The Declaration did not declare the colonies a free and independent nation, or even a free and independent State, but in the plural, “Free and Independent States.” And in calling Britain herself a “State” as opposed to a “nation” as we would view it today, the Declaration seems to equate each of the American “States” with her status, and thus exalts each to the status of what we would regard as nations today. Thus it says that “as Free and Independent States, they have full Power to levy War, conclude Peace, contract Alliances, establish Commerce, and to do all other Acts and Things which Independent States may of right do”—all things that mere constituent parts of a single state may not of themselves rightly do.
Finally, the nationalist argument was an ad hoc novelty, conceived of only as a justification of the Constitution. It was not heard or explicated by anyone before the Convention or ratification process. The State’s rights doctrine, however, was immediately expressed after the Declaration in the Articles. These were not challenged at the time, and no one objected to them on the grounds that the colonies were actually acting as a united whole.
Whatever else can be said in defense of having a single, powerful, centralized national government is to the side here. America was not originally settled that way, the colonies did not declare their independence that way, the original instrument of government written by the same people who wrote the declaration did not confederate in that way, and thus State’s rights seems to be the original American way. Whatever undesirable associations became associated with State’s rights at a later date must be set aside from the issue itself for the purposes of this discussion.
For further detailed discussion of State’s rights, I recommend the book by James Jackson Fitzpatrick, The Sovereign States: Notes of a Citizen of Virginia (Chicago: Henry Regnery Co., 1957). Overlooking Fitzpatrick’s support of segregation, his scholarship in regard to the issues is very good, and his writing is very warm and engaging.
Now we have already discussed a lot about how State’s rights have been trampled and lost over the years. There is still more to tell about this story, however. In the next discussion, we will cover some of the important but not well-known aspects of this story.
- Herbert J. Storing, The Complete Anti-Federalist, 7 vol. (Chicago: University of Chicago Press, 1981), 1:13. [↩]
- Storing, 5:211. [↩]
- See Journals of the Continental Congress, 32:74. [↩]
- Storing, 1:13. [↩]
- Storing, 1:82n40. [↩]

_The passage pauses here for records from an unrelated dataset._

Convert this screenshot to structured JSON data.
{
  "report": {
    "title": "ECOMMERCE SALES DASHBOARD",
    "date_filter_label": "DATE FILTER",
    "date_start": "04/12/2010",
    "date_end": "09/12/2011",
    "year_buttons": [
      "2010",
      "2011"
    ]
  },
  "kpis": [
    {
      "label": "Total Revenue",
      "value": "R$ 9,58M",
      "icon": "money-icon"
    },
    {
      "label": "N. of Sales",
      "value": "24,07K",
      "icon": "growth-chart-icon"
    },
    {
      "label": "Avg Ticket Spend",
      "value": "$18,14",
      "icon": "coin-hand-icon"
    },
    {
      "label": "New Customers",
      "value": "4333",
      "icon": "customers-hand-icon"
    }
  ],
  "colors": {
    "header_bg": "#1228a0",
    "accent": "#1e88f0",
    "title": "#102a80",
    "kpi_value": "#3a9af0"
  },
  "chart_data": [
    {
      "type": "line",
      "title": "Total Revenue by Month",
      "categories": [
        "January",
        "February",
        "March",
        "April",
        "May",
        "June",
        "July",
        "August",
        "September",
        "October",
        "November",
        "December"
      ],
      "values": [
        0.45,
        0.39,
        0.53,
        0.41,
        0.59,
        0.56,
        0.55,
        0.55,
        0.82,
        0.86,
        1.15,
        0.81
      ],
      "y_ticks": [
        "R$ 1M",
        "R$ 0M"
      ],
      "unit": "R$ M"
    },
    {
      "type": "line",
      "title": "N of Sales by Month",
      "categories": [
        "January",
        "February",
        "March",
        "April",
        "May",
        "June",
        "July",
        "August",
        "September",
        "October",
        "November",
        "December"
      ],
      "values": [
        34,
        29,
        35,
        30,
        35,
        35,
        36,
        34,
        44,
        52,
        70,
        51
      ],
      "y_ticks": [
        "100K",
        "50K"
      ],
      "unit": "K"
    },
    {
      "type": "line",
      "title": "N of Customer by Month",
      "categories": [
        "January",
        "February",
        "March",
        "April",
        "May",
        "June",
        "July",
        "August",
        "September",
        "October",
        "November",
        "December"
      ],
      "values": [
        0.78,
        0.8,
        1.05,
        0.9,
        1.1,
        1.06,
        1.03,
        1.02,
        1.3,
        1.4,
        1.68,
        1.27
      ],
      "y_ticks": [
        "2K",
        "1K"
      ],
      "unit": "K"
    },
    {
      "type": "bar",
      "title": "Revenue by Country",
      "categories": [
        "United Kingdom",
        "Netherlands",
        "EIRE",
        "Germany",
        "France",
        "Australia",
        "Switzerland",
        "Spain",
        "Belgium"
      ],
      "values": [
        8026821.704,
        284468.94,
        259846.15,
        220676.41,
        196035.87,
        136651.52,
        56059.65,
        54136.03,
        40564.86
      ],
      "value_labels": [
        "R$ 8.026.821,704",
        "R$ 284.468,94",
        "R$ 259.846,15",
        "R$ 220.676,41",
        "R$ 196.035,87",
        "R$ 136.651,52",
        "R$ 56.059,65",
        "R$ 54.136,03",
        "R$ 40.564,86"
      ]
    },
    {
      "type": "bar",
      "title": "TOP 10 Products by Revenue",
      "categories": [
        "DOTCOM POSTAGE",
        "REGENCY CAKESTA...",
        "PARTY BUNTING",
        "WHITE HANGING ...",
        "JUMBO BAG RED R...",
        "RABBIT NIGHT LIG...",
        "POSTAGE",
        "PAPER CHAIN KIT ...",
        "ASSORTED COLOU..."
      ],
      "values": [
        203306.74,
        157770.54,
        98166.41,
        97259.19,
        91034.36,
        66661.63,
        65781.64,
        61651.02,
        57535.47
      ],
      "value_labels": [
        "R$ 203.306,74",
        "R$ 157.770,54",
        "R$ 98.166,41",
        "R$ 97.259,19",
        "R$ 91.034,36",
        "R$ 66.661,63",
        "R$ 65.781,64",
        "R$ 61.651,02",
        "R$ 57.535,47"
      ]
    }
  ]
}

- John Quincy Adams, The Jubilee of the Constitution (Powder Springs, GA: American Vision, Inc., 2011), 39. [↩]
- Adams, The Jubilee of the Constitution, 42. [↩]
- Storing, 2.8.4. [↩]
- Adams, Jubilee, 42. [↩]